Game of Thrones S5 E2
“The House of Black and White” by Nikole Gunn.
The last we saw of Arya Stark, she was sailing towards a new life in Braavos in the final episode of Season Four. Having survived her journey through Westeros with The Hound, Arya was looking to a new beginning.
She was notably absent in the season premiere, but in The House of Black and White we get a glimpse of where fate has taken her. We also get another look at the Free City, where Stannis asked for a loan from the Iron Bank.
Arya is taken to the House of Black and White, where she tries to gain entry by presenting the coin given to her by Jaqen H’ghar. But “Valar Morghulis” is not “Open Sesame” and the doors are closed on her.
She camps outside through rain and sunshine, reciting her hit list, which is considerably shorter than when she was cupbearer for Tywin Lannister. But the doors remain closed.
Eventually, she throws the coin into the water and wanders off in to Braavos, where she runs into a gang in the back streets. She pulls out Needle to give them what for and they run away.
They’ve been scared off by the gate keeper from the House of Black and White, who gives her back her coin. She follows him back to The House, where with a wave of the hand, the gatekeeper reveals himself or herself as Jaqen.
Arya’s own fate is sealed when she follows him inside. Valar Morghulis, Arya.
Episode two also gives us a new location: Dorne, where Ellaria Sand is demanding revenge for the death of Prince Oberyn. You remember him – he met an unfortunate death as Tyrion’s champion. Unfortunately, the Viper isn’t ready to give in to her demands.
Dorne is also home to Cersei and Jaime’s daughter Myrcella, who was sent to the Water Gardens for her own ‘protection’. But Cersei wants her home in King’s Landing and convinces Jaime to go and rescue their daughter.
With dear old dad no longer running the show, Cersei is just a teensy bit drunk on power, making appointments in the name of King Tommen. In the process, she manages to antagonise her Uncle Kevin Lannister. He could be an ally, but he storms off in disgust.

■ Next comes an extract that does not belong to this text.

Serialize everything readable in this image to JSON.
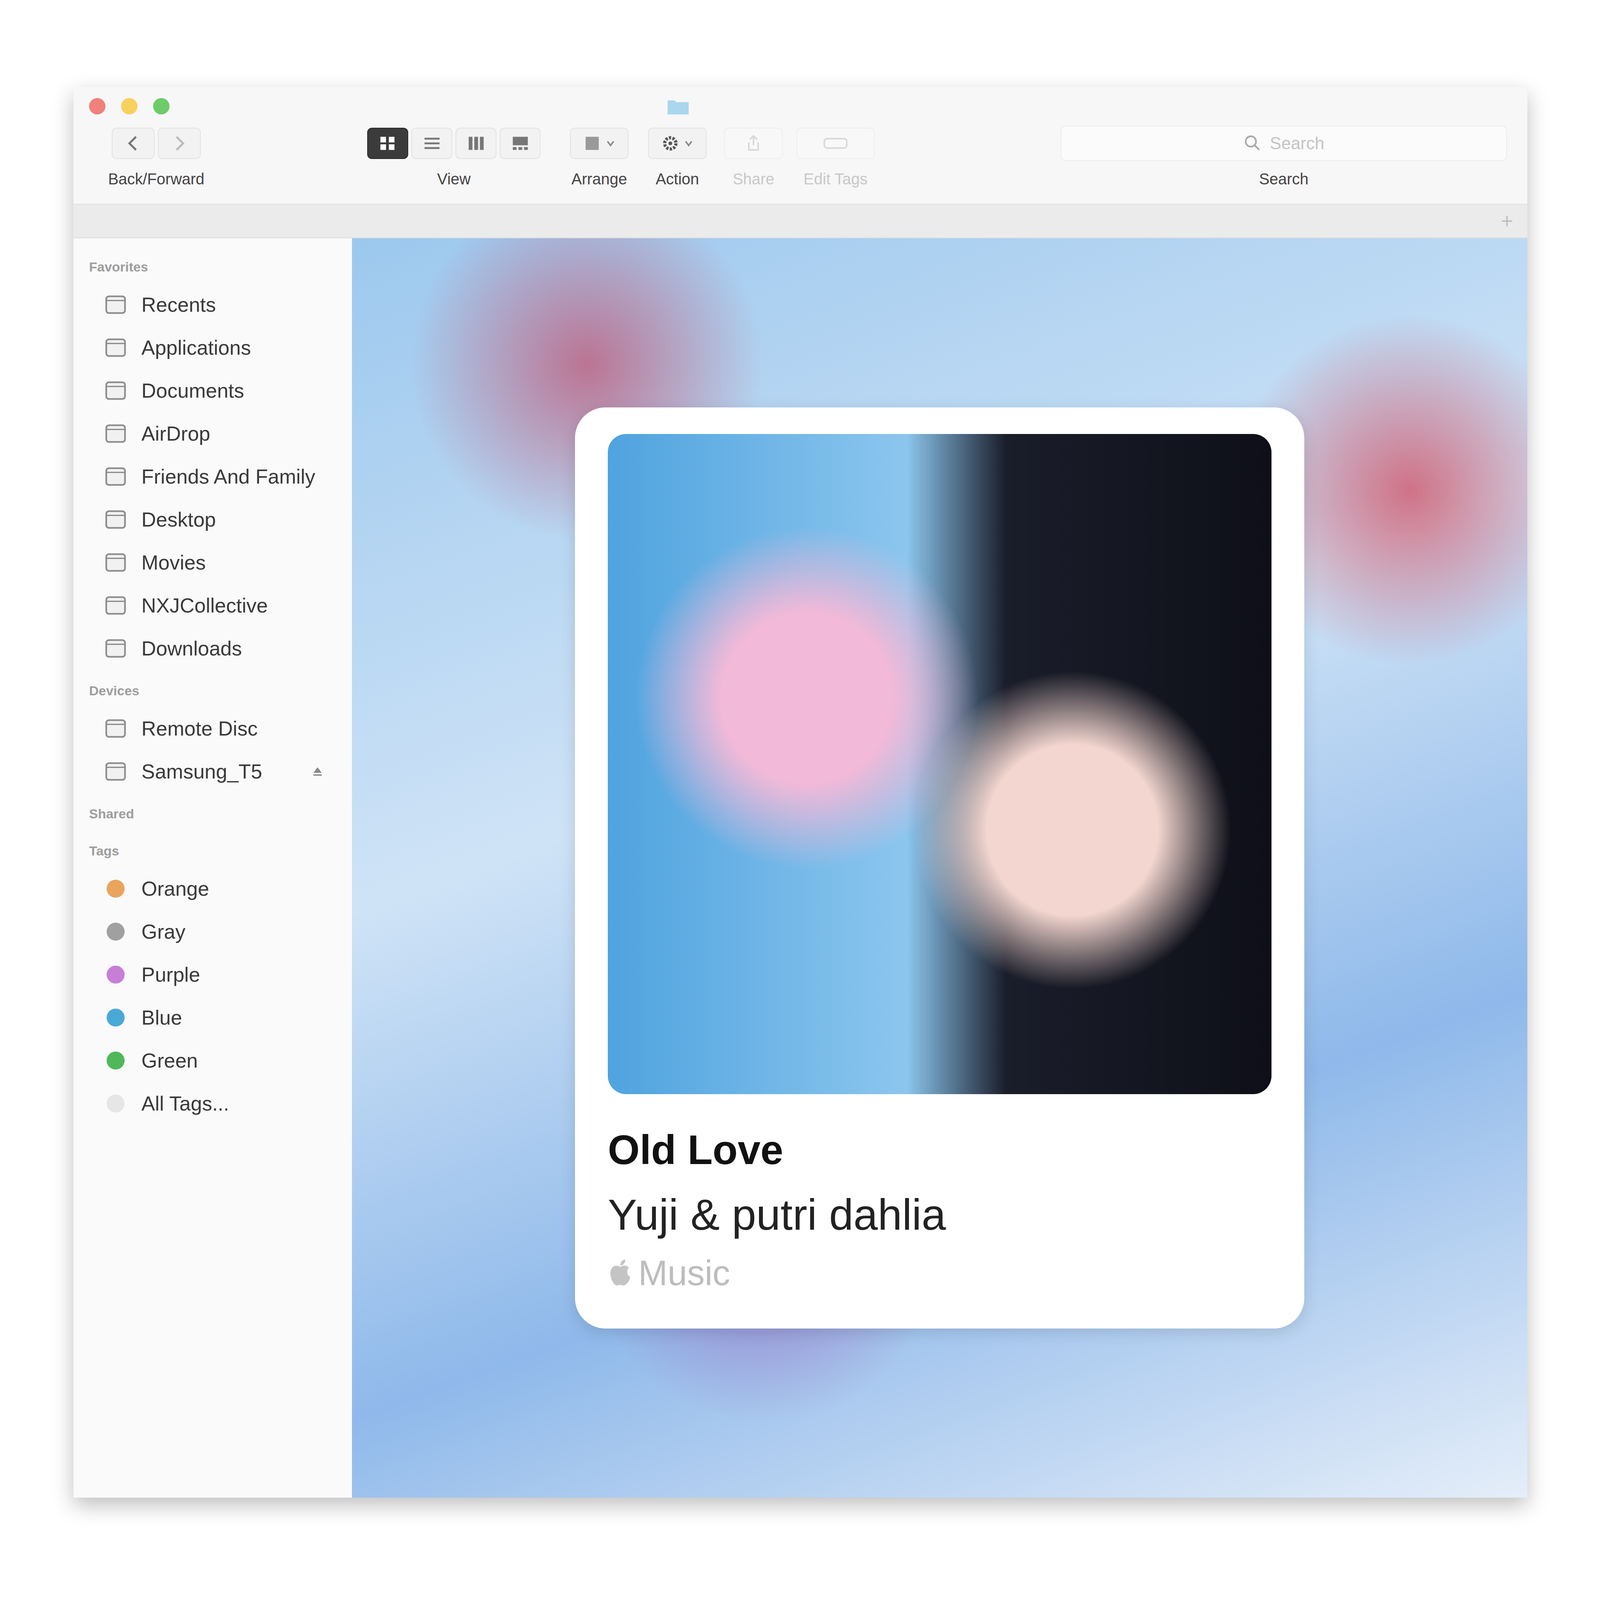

Jaime needs an ally in his quest to return Myrcella and turns to the sell-sword Bronn, who was just settling in as a ‘man of means’ with a castle and a wife on his horizon. Back to square one for Bronn.
Episode two also gives us more of The Wall and Meereen: the two main story lines from the books. Jon Snow is offered the chance of legitimacy by Stannis, who wants him controlling the North from Winterfell as Jon Stark. But before he can give it much thought, the men of the Night’s Watch vote him in as Lord Commander.
There’s no going back for Jon now. He may have dallied with a Wildling, but he’s now forever tied to his vows as a man of the Night’s Watch.
As for Daenerys, the Mother of Dragons, she’s trying to rule Meereen but comes to realise that she can’t please all of the people all of the time. A decision to execute one of the freed serfs, who killed a Son of The Harpy has repercussions. The people turn on her. They wanted mercy; she gave them ‘justice’.
But just when things look really grim, her missing dragon Drogon makes a return. They’ve clearly spent a lot of money on CGI this season. Dany’s dragon-baby is visually gorgeous. The detail is money well spent.
While episode two is much, much better than last week’s season premiere, there was one low point. Brienne and Pod’s storyline has run its course in the books. They’re meeting with Sansa and Petry has been contrived to spin out their stories. It’s a storyline that treads water and deviates from the books.
Dany’s sojourn in Meereen could also become rather tedious, but reflects the frustration felt by book readers. George RR Martin has often referred to the frustrations trying to untangle his “Meereenese Knot”.
Given the HBO version of Game of Thrones has moved away from the book version, it will be interesting to see how the scriptwriters resolve it.
Let us know what you thought of this episode in the comments below.